Genera ± 9; tropics, often favouring infertile soils; 2 genera in Pakistan, each with a single species.
The tribe is allied to Paniceae, as is suggested by the sexual dimorphism of the two florets, as well as by the leaf-anatomy. However, there are anatomical features which also suggest a relationship with Arundineae. The tribe can usually be recognised readily enough by the lanceolate spikelets with their papery brown glumes often beset with tubercle-based hairs.
Inter-relationships among the species of Arundinelleae are extremely complicated, and there are few clear disjunctions between them. As a result there is much disagreement over generic limits, some authors favouring few genera of broadly recognisable facies, others preferring small closely defined genera which are necessarily much more numerous.
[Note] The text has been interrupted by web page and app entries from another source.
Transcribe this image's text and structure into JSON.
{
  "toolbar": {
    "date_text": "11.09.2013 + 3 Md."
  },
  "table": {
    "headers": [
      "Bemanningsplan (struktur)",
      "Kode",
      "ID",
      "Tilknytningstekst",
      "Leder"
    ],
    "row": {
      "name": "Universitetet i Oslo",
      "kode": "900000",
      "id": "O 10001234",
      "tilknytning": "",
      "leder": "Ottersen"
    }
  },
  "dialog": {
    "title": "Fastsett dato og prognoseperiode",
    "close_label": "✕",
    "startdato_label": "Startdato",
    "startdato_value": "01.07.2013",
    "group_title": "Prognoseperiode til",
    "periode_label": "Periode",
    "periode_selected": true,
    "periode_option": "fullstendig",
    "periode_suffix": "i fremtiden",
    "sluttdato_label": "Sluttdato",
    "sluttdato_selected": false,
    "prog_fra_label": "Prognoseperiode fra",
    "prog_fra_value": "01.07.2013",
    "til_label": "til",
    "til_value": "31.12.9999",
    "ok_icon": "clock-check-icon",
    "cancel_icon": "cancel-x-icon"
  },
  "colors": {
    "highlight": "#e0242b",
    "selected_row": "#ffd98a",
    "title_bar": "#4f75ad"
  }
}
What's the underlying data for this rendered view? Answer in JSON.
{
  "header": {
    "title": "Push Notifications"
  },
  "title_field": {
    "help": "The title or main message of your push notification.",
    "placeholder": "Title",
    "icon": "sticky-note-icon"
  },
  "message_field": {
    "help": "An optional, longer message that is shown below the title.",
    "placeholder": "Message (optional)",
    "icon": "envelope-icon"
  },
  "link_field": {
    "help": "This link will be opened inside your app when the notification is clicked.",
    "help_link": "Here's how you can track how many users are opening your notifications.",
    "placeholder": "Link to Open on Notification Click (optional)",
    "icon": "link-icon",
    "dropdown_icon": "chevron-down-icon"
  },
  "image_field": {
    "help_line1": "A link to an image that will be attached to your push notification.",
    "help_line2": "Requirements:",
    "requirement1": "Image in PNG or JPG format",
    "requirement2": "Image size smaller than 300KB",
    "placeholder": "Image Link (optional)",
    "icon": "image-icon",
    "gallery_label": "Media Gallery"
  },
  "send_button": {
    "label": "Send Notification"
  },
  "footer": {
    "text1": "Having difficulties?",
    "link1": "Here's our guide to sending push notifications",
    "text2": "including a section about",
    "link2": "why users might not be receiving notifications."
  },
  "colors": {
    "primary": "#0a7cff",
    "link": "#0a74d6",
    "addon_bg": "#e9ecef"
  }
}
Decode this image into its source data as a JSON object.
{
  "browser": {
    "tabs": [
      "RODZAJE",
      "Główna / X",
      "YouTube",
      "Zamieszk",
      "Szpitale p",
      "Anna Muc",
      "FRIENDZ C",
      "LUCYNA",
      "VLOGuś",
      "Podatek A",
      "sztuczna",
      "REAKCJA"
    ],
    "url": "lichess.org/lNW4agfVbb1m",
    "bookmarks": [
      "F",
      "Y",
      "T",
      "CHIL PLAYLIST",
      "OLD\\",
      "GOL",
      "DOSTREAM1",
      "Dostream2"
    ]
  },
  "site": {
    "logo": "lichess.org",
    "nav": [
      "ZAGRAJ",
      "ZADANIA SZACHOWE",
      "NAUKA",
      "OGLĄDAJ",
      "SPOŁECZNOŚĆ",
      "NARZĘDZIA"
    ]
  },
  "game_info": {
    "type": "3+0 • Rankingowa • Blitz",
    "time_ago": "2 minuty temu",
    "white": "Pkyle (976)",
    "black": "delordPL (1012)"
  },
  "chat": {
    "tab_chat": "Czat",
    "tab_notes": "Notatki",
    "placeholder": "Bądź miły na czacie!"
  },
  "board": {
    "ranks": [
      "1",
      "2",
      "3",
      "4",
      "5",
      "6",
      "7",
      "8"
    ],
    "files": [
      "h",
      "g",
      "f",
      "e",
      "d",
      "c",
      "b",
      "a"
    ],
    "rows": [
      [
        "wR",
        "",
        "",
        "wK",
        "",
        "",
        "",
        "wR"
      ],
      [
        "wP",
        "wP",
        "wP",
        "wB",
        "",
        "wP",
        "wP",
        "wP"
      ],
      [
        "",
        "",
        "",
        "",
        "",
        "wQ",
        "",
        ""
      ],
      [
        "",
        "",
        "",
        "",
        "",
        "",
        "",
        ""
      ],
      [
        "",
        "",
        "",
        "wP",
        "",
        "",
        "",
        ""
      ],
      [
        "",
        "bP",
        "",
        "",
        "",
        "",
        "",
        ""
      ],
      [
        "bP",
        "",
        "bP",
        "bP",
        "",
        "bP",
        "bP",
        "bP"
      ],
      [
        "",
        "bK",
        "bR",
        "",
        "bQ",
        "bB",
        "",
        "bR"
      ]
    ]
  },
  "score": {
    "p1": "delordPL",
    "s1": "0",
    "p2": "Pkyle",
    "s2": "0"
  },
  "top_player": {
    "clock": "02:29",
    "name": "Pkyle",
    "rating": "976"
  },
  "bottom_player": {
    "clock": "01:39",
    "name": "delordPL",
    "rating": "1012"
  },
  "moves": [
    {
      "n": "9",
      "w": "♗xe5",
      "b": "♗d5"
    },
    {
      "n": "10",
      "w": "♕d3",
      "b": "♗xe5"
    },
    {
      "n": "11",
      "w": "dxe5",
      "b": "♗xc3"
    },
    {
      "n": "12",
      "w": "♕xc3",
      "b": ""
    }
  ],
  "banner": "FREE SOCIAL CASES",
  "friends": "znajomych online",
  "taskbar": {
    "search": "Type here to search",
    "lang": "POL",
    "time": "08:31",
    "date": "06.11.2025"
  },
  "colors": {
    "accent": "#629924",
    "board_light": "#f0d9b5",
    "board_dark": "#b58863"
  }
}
The callus of the upper floret is an important character. If the awn of a mature spikelet is gently pulled, the floret may be drawn out and the callus at its base examined. The spikelets complete their growth after the panicle has been exserted from the uppermost sheath, and juvenile specimens with undeveloped awns often puzzle the unwary.